List all lines in the material below that contain "Hello".

[Opening Data section section]

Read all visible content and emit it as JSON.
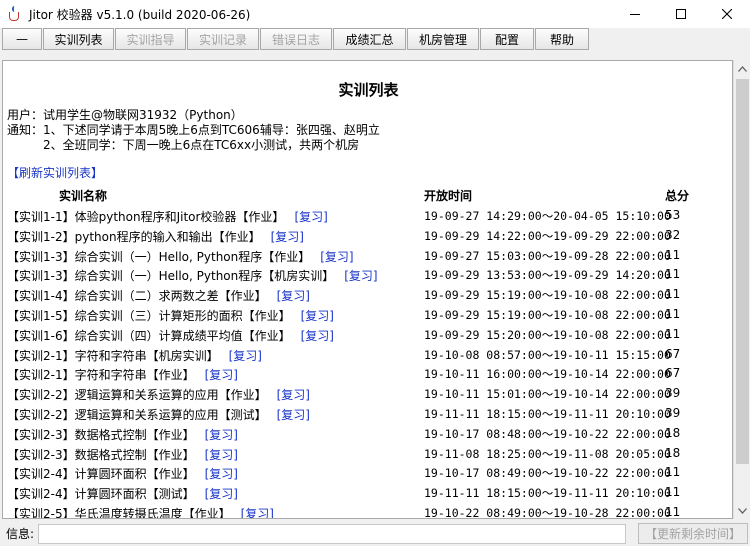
{
  "window": {
    "title": "Jitor 校验器 v5.1.0 (build 2020-06-26)"
  },
  "menu": [
    {
      "label": "—",
      "enabled": true
    },
    {
      "label": "实训列表",
      "enabled": true
    },
    {
      "label": "实训指导",
      "enabled": false
    },
    {
      "label": "实训记录",
      "enabled": false
    },
    {
      "label": "错误日志",
      "enabled": false
    },
    {
      "label": "成绩汇总",
      "enabled": true
    },
    {
      "label": "机房管理",
      "enabled": true
    },
    {
      "label": "配置",
      "enabled": true
    },
    {
      "label": "帮助",
      "enabled": true
    }
  ],
  "page": {
    "title": "实训列表",
    "user_line": "用户：试用学生@物联网31932（Python）",
    "notice_line1": "通知：1、下述同学请于本周5晚上6点到TC606辅导：张四强、赵明立",
    "notice_line2": "2、全班同学：下周一晚上6点在TC6xx小测试，共两个机房",
    "refresh_link": "【刷新实训列表】",
    "col_name": "实训名称",
    "col_time": "开放时间",
    "col_score": "总分",
    "review_label": "[复习]"
  },
  "rows": [
    {
      "name": "【实训1-1】体验python程序和Jitor校验器【作业】",
      "time": "19-09-27 14:29:00～20-04-05 15:10:00",
      "score": "53"
    },
    {
      "name": "【实训1-2】python程序的输入和输出【作业】",
      "time": "19-09-29 14:22:00～19-09-29 22:00:00",
      "score": "32"
    },
    {
      "name": "【实训1-3】综合实训（一）Hello, Python程序【作业】",
      "time": "19-09-27 15:03:00～19-09-28 22:00:00",
      "score": "11"
    },
    {
      "name": "【实训1-3】综合实训（一）Hello, Python程序【机房实训】",
      "time": "19-09-29 13:53:00～19-09-29 14:20:00",
      "score": "11"
    },
    {
      "name": "【实训1-4】综合实训（二）求两数之差【作业】",
      "time": "19-09-29 15:19:00～19-10-08 22:00:00",
      "score": "11"
    },
    {
      "name": "【实训1-5】综合实训（三）计算矩形的面积【作业】",
      "time": "19-09-29 15:19:00～19-10-08 22:00:00",
      "score": "11"
    },
    {
      "name": "【实训1-6】综合实训（四）计算成绩平均值【作业】",
      "time": "19-09-29 15:20:00～19-10-08 22:00:00",
      "score": "11"
    },
    {
      "name": "【实训2-1】字符和字符串【机房实训】",
      "time": "19-10-08 08:57:00～19-10-11 15:15:00",
      "score": "67"
    },
    {
      "name": "【实训2-1】字符和字符串【作业】",
      "time": "19-10-11 16:00:00～19-10-14 22:00:00",
      "score": "67"
    },
    {
      "name": "【实训2-2】逻辑运算和关系运算的应用【作业】",
      "time": "19-10-11 15:01:00～19-10-14 22:00:00",
      "score": "39"
    },
    {
      "name": "【实训2-2】逻辑运算和关系运算的应用【测试】",
      "time": "19-11-11 18:15:00～19-11-11 20:10:00",
      "score": "39"
    },
    {
      "name": "【实训2-3】数据格式控制【作业】",
      "time": "19-10-17 08:48:00～19-10-22 22:00:00",
      "score": "18"
    },
    {
      "name": "【实训2-3】数据格式控制【作业】",
      "time": "19-11-08 18:25:00～19-11-08 20:05:00",
      "score": "18"
    },
    {
      "name": "【实训2-4】计算圆环面积【作业】",
      "time": "19-10-17 08:49:00～19-10-22 22:00:00",
      "score": "11"
    },
    {
      "name": "【实训2-4】计算圆环面积【测试】",
      "time": "19-11-11 18:15:00～19-11-11 20:10:00",
      "score": "11"
    },
    {
      "name": "【实训2-5】华氏温度转摄氏温度【作业】",
      "time": "19-10-22 08:49:00～19-10-28 22:00:00",
      "score": "11"
    }
  ],
  "status": {
    "label": "信息:",
    "value": "",
    "button": "【更新剩余时间】"
  }
}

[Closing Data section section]

## Solution
      "name": "【实训1-3】综合实训（一）Hello, Python程序【作业】",
      "name": "【实训1-3】综合实训（一）Hello, Python程序【机房实训】",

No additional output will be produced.